Sure, you are now ready to refurbish your home interior with a new coat of paint. Yet are you sure that your plaster walls are ready for the first coat? This guide will help you get the best results in preparing the walls before painting.
The preparation will require the following: several sheets of medium-grit sandpaper, a plaster repair kit, a spatula and a filling knife, an electric drill, mortar trowel, a pack of drywall screws and washers, paint roller, and a cleaning kit with water, detergent, sponge and a heavy scrubbing brush. If the wall is too high for you to reach, you may set up a ladder or build a scaffold to make things easier.
Before beginning, lay out some newspapers on the floor to ensure that any debris is collected and you can easily clean up the workplace once the job is done. Remove any curtains, pictures or anything hanging on the wall, and clear the room free of furniture; if some furniture could not be moved, it is necessary to use tarps to cover the furniture, protecting them from dust or debris during wall work. Finally, using a mouth mask is a must, as it will safely protect you from inhaling dust while working.
- Loose parts. If you see a portion of the wall sagging or feeling loose, reinforce such areas by using plaster washers and drywall screws to firmly secure the plaster surface to the wall.
- Powdery surface. If the surface of the wall feels powdery to the touch, or even some particles falling away as you run your hand over the surface, it means that the wall is distempered and needs to be resealed with a stabilizing agent. Dust off the surface, and then apply the agent with a brush, before letting the surface dry.
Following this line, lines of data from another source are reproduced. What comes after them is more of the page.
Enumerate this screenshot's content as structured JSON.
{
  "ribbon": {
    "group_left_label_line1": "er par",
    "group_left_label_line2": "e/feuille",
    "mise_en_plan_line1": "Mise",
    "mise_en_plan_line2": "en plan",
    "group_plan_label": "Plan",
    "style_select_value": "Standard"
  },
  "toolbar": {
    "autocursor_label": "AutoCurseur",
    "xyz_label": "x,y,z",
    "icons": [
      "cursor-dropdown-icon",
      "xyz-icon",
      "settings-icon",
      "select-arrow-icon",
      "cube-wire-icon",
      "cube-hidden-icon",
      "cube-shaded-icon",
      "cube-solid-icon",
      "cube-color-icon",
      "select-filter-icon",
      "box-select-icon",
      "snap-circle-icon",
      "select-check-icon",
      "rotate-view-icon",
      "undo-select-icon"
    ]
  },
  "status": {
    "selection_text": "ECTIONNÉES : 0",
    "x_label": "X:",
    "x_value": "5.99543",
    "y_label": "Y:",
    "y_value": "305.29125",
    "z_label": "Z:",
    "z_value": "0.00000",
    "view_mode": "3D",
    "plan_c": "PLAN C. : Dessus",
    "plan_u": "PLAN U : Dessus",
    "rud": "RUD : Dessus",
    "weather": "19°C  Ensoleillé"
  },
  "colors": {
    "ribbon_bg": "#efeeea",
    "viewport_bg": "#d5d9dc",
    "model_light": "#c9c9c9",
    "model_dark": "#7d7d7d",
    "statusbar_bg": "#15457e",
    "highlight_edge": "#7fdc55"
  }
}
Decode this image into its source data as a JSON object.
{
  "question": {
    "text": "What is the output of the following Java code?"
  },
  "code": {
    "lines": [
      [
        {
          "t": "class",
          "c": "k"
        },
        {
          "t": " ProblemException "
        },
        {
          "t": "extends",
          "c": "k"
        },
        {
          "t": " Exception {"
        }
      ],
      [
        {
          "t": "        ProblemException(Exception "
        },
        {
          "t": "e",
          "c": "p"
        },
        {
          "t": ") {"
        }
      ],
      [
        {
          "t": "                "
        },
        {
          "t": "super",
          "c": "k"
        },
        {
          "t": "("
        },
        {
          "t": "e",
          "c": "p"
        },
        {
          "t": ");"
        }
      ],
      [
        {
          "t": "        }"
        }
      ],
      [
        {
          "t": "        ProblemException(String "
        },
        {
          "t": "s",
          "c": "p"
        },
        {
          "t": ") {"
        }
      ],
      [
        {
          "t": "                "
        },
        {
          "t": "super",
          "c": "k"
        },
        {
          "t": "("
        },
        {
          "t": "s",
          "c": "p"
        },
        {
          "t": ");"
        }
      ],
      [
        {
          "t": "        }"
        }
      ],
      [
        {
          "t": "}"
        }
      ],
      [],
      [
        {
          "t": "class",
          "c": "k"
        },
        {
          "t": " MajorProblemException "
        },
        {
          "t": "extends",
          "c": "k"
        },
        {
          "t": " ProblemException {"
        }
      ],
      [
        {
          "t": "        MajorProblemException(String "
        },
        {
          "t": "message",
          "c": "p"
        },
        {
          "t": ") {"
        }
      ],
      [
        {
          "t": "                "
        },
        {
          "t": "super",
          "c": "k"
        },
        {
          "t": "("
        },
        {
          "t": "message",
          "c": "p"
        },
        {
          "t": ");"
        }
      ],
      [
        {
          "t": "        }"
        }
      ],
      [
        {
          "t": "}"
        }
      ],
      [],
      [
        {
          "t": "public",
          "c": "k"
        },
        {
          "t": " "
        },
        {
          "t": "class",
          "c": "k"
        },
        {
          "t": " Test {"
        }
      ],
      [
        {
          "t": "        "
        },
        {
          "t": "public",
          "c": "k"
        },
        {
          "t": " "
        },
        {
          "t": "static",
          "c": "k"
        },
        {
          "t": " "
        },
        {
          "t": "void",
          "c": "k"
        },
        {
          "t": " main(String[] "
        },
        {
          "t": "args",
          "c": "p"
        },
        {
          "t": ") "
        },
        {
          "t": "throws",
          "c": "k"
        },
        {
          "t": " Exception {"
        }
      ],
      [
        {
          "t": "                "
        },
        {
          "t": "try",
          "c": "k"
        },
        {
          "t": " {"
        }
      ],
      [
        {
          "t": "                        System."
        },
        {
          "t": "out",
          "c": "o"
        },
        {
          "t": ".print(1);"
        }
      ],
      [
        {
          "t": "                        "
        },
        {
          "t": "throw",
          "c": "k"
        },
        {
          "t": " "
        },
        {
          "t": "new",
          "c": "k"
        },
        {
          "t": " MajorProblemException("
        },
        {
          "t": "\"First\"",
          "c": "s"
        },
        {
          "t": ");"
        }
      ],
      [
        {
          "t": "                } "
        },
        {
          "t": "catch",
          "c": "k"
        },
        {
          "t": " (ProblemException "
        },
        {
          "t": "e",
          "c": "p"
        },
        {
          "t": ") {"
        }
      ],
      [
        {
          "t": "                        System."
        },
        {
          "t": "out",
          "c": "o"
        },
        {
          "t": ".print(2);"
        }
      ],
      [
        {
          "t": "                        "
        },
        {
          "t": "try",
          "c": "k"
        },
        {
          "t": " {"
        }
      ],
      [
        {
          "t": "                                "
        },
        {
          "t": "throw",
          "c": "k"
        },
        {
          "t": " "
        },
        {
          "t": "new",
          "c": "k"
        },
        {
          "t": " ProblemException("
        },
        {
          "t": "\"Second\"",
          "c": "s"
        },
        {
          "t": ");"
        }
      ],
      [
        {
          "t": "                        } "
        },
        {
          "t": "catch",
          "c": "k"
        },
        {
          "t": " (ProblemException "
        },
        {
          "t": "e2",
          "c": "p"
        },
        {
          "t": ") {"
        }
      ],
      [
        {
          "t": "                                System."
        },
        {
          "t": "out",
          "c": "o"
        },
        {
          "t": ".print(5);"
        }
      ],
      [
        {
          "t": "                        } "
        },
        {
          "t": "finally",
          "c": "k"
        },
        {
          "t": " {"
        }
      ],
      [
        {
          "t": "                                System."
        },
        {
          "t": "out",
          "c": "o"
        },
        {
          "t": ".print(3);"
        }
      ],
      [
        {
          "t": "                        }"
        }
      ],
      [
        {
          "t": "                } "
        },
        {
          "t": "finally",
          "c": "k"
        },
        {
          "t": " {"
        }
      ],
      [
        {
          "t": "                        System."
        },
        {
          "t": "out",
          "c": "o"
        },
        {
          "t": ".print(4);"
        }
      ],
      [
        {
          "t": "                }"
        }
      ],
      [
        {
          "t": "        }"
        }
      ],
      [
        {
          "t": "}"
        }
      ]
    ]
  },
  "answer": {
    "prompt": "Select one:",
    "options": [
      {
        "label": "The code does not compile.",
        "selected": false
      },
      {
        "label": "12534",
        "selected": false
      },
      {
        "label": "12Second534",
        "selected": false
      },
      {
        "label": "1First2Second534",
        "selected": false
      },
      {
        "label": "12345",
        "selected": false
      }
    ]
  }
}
- Patching. Should you see any cracks or holes on the wall, purchase a plaster repair kit. As directed on the kit packaging, mix the ingredients with water in an old dish with a trowel. Using a trowel or a putty knife, patch and fill these cracks and holes with the mixture until no traces can be seen.
- Once done with the wall repair work, you will have to wait for at least 24 hours for the patches to dry up. Afterwards, use the palm of your hand to see if the wall is completely dry, and if so, use some sandpaper to smoothen and even out the wall surface.
- Cleanup. If the plaster wall is stained, you will have to clean up the wall by washing and rubbing it down, removing any stains and dirt present, including efflorescence resulting from crystallization while drying applied plaster. In cleaning, use a bucket full of water mixed with detergent, a brush and sponge; removing tough efflorescence will necessitate the use of rough burlap.
- After washing, let the wall dry until it is ready to be prepared for a coat of primer, necessary if the wall would be painted over.
- Pre-painting. All plaster walls require oil-based alkaline-resistant primer, as water-based primers tend to be easily absorbed by the wall. Use a paint roller to cover the whole wall with the primer. Once the wall is covered completely, wait for at least 24 hours until dry. If needed you may give the wall a second coating.
By following these methods, rest assured that once you apply the paint, a
clean and well-prepared plaster wall will enhance the beauty and color
of the coating, as well as improving the durability of the wall itself.